“Because we don’t have the answers,” Shumlin replied. “We don’t have the answers. We don’t even have the answers, frankly, of how to make a cost containment system work. No one has done it. So what our bill does is, create a mechanism to do the heavy lifting, the hard work, to come back with a system that contains cost. We’ll also figure out the financing.”
He continued, “Give us the opportunity to design this system, and figure out how much this system is going to cost before we ask anyone to pay for it.”
“Some feel that the bill you’re team has introduced doesn’t give them opportunity to weigh in,” said Anne Galloway of VT Digger. “They feel that a lot of the power has been consolidated into a board which would be handpicked by you. I don’t think that lawmakers are allowed to make choices there.
Shumlin replied that the Public Service Board, Commissioners and Secretaries are appointed by the Governor. “[The Vermont Health Board] is no different. If they have better ideas, I’m all ears. All I can tell you is that Board has to be really smart people who can get really tough things done that have never been done before. I just don’t think the citizen legislature…in 16 weeks, 12 more to go…can do that work.” Shumlin quickly added, “It’s not a criticism of the Legislature, it’s just not their role.”
Shumlin learned that his plan to roll Catamount into VHAP was being opposed by the Vermont Medical Society (VMS), and that Hospice had called his plan a “broken trust”. VMS’s statement about the proposal can be found here.
“I understand that it’s the job of advocates to make sure that their ox doesn’t get gored and someone else’s does,” the Governor stated. “Sometimes folks use strong language, but let’s be honest about this. The current healthcare provider system has been a partnership between the state and the hospitals to draw down federal dollars. What we put together is a budget that draws down more federal dollars in an imperfect system.”
“We don’t fix this system, we are in big trouble,” Shumlin continued. “And if we do fix this system, we beat the other 49 states to job creation, to economic opportunity, to a better life for Vermonters.”

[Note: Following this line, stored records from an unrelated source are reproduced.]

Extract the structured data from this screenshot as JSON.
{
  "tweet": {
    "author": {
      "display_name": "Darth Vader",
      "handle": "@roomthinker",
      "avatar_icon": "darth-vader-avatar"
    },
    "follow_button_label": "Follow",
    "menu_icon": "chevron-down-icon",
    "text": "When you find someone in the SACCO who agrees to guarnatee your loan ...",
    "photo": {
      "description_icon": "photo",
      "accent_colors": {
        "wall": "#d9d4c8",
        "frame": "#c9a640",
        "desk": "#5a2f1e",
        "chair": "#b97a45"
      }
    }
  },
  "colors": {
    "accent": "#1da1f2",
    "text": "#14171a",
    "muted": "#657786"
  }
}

Questions about the future of VT Yankee came up during the session, and whether Shumlin was concerned about VT Yankee bringing a federal lawsuit against the state if it’s license is not extended.

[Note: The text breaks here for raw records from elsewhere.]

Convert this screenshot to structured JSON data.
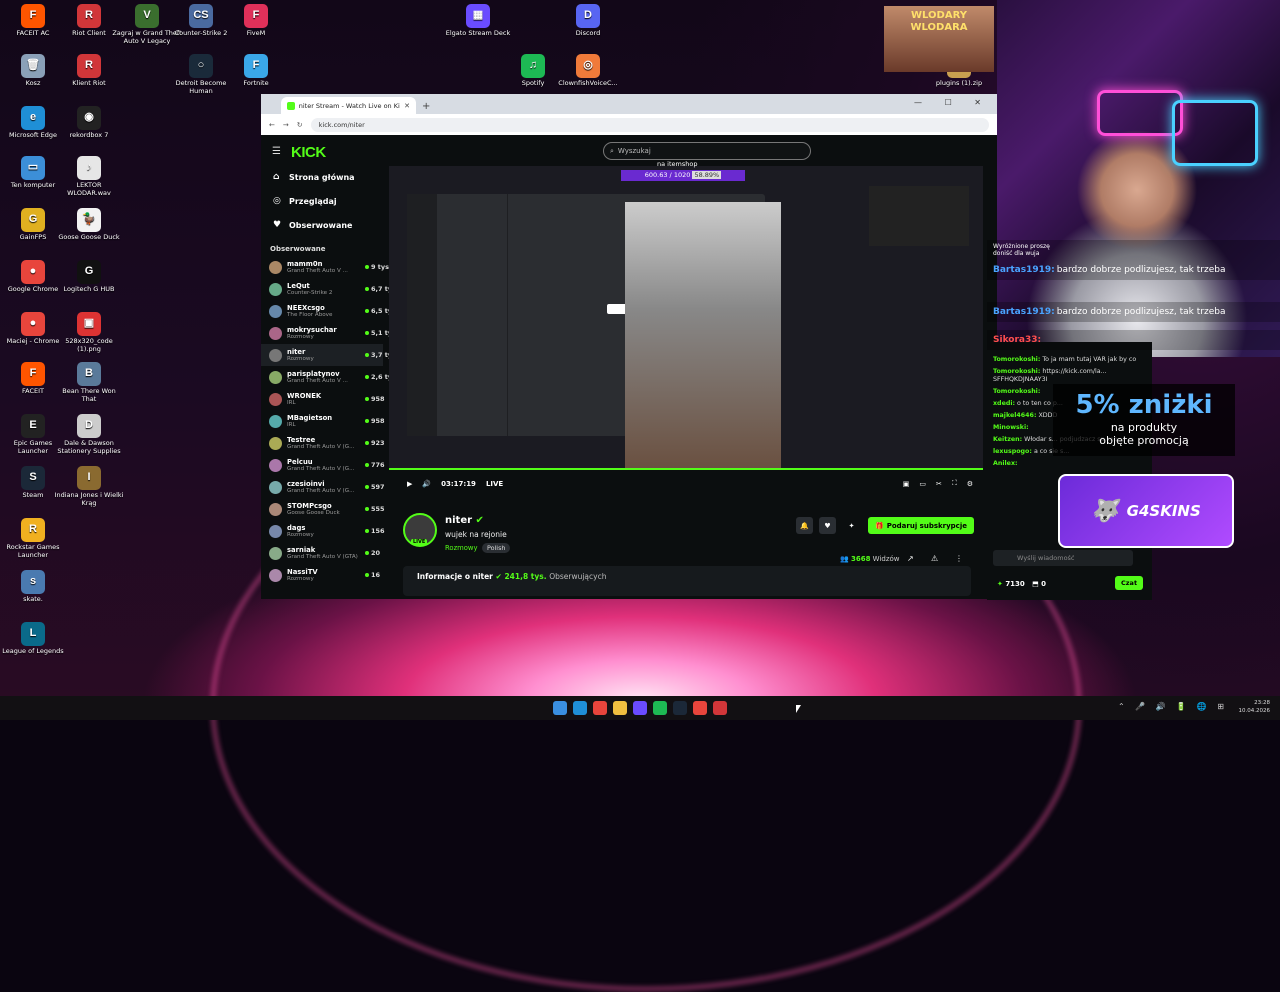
{
  "desktop_icons": [
    {
      "label": "FACEIT AC",
      "color": "#ff5500",
      "glyph": "F"
    },
    {
      "label": "Riot Client",
      "color": "#d13639",
      "glyph": "R"
    },
    {
      "label": "Zagraj w Grand Theft Auto V Legacy",
      "color": "#3a6e2e",
      "glyph": "V"
    },
    {
      "label": "Counter-Strike 2",
      "color": "#4a6aa0",
      "glyph": "CS"
    },
    {
      "label": "FiveM",
      "color": "#e0305a",
      "glyph": "F"
    },
    {
      "label": "Elgato Stream Deck",
      "color": "#6a4cff",
      "glyph": "▦"
    },
    {
      "label": "Discord",
      "color": "#5865f2",
      "glyph": "D"
    },
    {
      "label": "Kosz",
      "color": "#8aa0b8",
      "glyph": "🗑"
    },
    {
      "label": "Klient Riot",
      "color": "#d13639",
      "glyph": "R"
    },
    {
      "label": "Detroit Become Human",
      "color": "#1a2a3a",
      "glyph": "○"
    },
    {
      "label": "Fortnite",
      "color": "#3aa7e8",
      "glyph": "F"
    },
    {
      "label": "Spotify",
      "color": "#1db954",
      "glyph": "♫"
    },
    {
      "label": "ClownfishVoiceC...",
      "color": "#f07a3a",
      "glyph": "◎"
    },
    {
      "label": "plugins (1).zip",
      "color": "#c9a050",
      "glyph": "Z"
    },
    {
      "label": "Microsoft Edge",
      "color": "#1f8fd6",
      "glyph": "e"
    },
    {
      "label": "rekordbox 7",
      "color": "#222",
      "glyph": "◉"
    },
    {
      "label": "Ten komputer",
      "color": "#3c8fd8",
      "glyph": "▭"
    },
    {
      "label": "LEKTOR WLODAR.wav",
      "color": "#e6e6e6",
      "glyph": "♪"
    },
    {
      "label": "GainFPS",
      "color": "#e0b020",
      "glyph": "G"
    },
    {
      "label": "Goose Goose Duck",
      "color": "#f2f2f2",
      "glyph": "🦆"
    },
    {
      "label": "Google Chrome",
      "color": "#e8453c",
      "glyph": "●"
    },
    {
      "label": "Logitech G HUB",
      "color": "#111",
      "glyph": "G"
    },
    {
      "label": "Maciej - Chrome",
      "color": "#e8453c",
      "glyph": "●"
    },
    {
      "label": "528x320_code (1).png",
      "color": "#d33",
      "glyph": "▣"
    },
    {
      "label": "FACEIT",
      "color": "#ff5500",
      "glyph": "F"
    },
    {
      "label": "Bean There Won That",
      "color": "#5a7a9a",
      "glyph": "B"
    },
    {
      "label": "Epic Games Launcher",
      "color": "#222",
      "glyph": "E"
    },
    {
      "label": "Dale & Dawson Stationery Supplies",
      "color": "#ccc",
      "glyph": "D"
    },
    {
      "label": "Steam",
      "color": "#1b2838",
      "glyph": "S"
    },
    {
      "label": "Indiana Jones i Wielki Krąg",
      "color": "#8a6a30",
      "glyph": "I"
    },
    {
      "label": "Rockstar Games Launcher",
      "color": "#f0b020",
      "glyph": "R"
    },
    {
      "label": "skate.",
      "color": "#4a7ab0",
      "glyph": "s"
    },
    {
      "label": "League of Legends",
      "color": "#0a6a8a",
      "glyph": "L"
    }
  ],
  "browser": {
    "tab_title": "niter Stream - Watch Live on Kick",
    "url": "kick.com/niter"
  },
  "kick": {
    "logo": "KICK",
    "search_placeholder": "Wyszukaj",
    "nav": [
      "Strona główna",
      "Przeglądaj",
      "Obserwowane"
    ],
    "followed_header": "Obserwowane",
    "channels": [
      {
        "name": "mamm0n",
        "game": "Grand Theft Auto V ...",
        "viewers": "9 tys.",
        "color": "#a86"
      },
      {
        "name": "LeQut",
        "game": "Counter-Strike 2",
        "viewers": "6,7 tys.",
        "color": "#6a8"
      },
      {
        "name": "NEEXcsgo",
        "game": "The Floor Above",
        "viewers": "6,5 tys.",
        "color": "#68a"
      },
      {
        "name": "mokrysuchar",
        "game": "Rozmowy",
        "viewers": "5,1 tys.",
        "color": "#a68"
      },
      {
        "name": "niter",
        "game": "Rozmowy",
        "viewers": "3,7 tys.",
        "color": "#777"
      },
      {
        "name": "parisplatynov",
        "game": "Grand Theft Auto V ...",
        "viewers": "2,6 tys.",
        "color": "#8a6"
      },
      {
        "name": "WRONEK",
        "game": "IRL",
        "viewers": "958",
        "color": "#a55"
      },
      {
        "name": "MBagietson",
        "game": "IRL",
        "viewers": "958",
        "color": "#5aa"
      },
      {
        "name": "Testree",
        "game": "Grand Theft Auto V (G...",
        "viewers": "923",
        "color": "#aa5"
      },
      {
        "name": "Pelcuu",
        "game": "Grand Theft Auto V (G...",
        "viewers": "776",
        "color": "#a7a"
      },
      {
        "name": "czesioinvi",
        "game": "Grand Theft Auto V (G...",
        "viewers": "597",
        "color": "#7aa"
      },
      {
        "name": "STOMPcsgo",
        "game": "Goose Goose Duck",
        "viewers": "555",
        "color": "#a87"
      },
      {
        "name": "dags",
        "game": "Rozmowy",
        "viewers": "156",
        "color": "#78a"
      },
      {
        "name": "sarniak",
        "game": "Grand Theft Auto V (GTA)",
        "viewers": "20",
        "color": "#8a8"
      },
      {
        "name": "NassiTV",
        "game": "Rozmowy",
        "viewers": "16",
        "color": "#a8a"
      }
    ],
    "player": {
      "time": "03:17:19",
      "live": "LIVE",
      "goal_label": "na itemshop",
      "goal_value": "600.63 / 1020",
      "goal_percent": "58.89%",
      "progress_fraction": 1.0
    },
    "channel": {
      "name": "niter",
      "title": "wujek na rejonie",
      "category": "Rozmowy",
      "tag": "Polish",
      "subscribe": "Podaruj subskrypcje",
      "viewers_count": "3668",
      "viewers_label": "Widzów",
      "live_badge": "LIVE"
    },
    "about": {
      "label": "Informacje o niter",
      "followers": "241,8 tys.",
      "followers_label": "Obserwujących"
    }
  },
  "chat": {
    "messages": [
      {
        "user": "Tomorokoshi:",
        "text": "To ja mam tutaj VAR jak by co"
      },
      {
        "user": "Tomorokoshi:",
        "text": "https://kick.com/la... SFFHQKDJNAAY3I"
      },
      {
        "user": "Tomorokoshi:",
        "text": ""
      },
      {
        "user": "xdedi:",
        "text": "o to ten co p..."
      },
      {
        "user": "majkel4646:",
        "text": "XDDD"
      },
      {
        "user": "Minowski:",
        "text": ""
      },
      {
        "user": "Keitzen:",
        "text": "Włodar s... podjudzacz sp zoo"
      },
      {
        "user": "lexuspogo:",
        "text": "a co sie s..."
      },
      {
        "user": "Anilex:",
        "text": ""
      }
    ],
    "input_placeholder": "Wyślij wiadomość",
    "points": "7130",
    "count": "0",
    "send": "Czat"
  },
  "overlay": {
    "top_banner": "WLODARY WLODARA",
    "lines": [
      {
        "user": "Wyróżnione proszę",
        "text": "doniść dla wuja"
      },
      {
        "user": "Bartas1919:",
        "text": "bardzo dobrze podlizujesz, tak trzeba"
      },
      {
        "user": "Bartas1919:",
        "text": "bardzo dobrze podlizujesz, tak trzeba"
      },
      {
        "user": "Sikora33:",
        "text": ""
      }
    ],
    "promo_big": "5% zniżki",
    "promo_line1": "na produkty",
    "promo_line2": "objęte promocją",
    "sponsor": "G4SKINS"
  },
  "taskbar": {
    "time": "23:28",
    "date": "10.04.2026",
    "apps": [
      "#1f8fd6",
      "#e8453c",
      "#f0c040",
      "#6a4cff",
      "#1db954",
      "#1b2838",
      "#e8453c",
      "#d13639"
    ]
  }
}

The Governor said he “firmly believe[d] that we made the right judgment” in not extending the license. “Renewable energy is going to create jobs…[we’re going] to show the rest of the nation the faster we get off our addiction to expensive oil, the faster we prosper as a state.”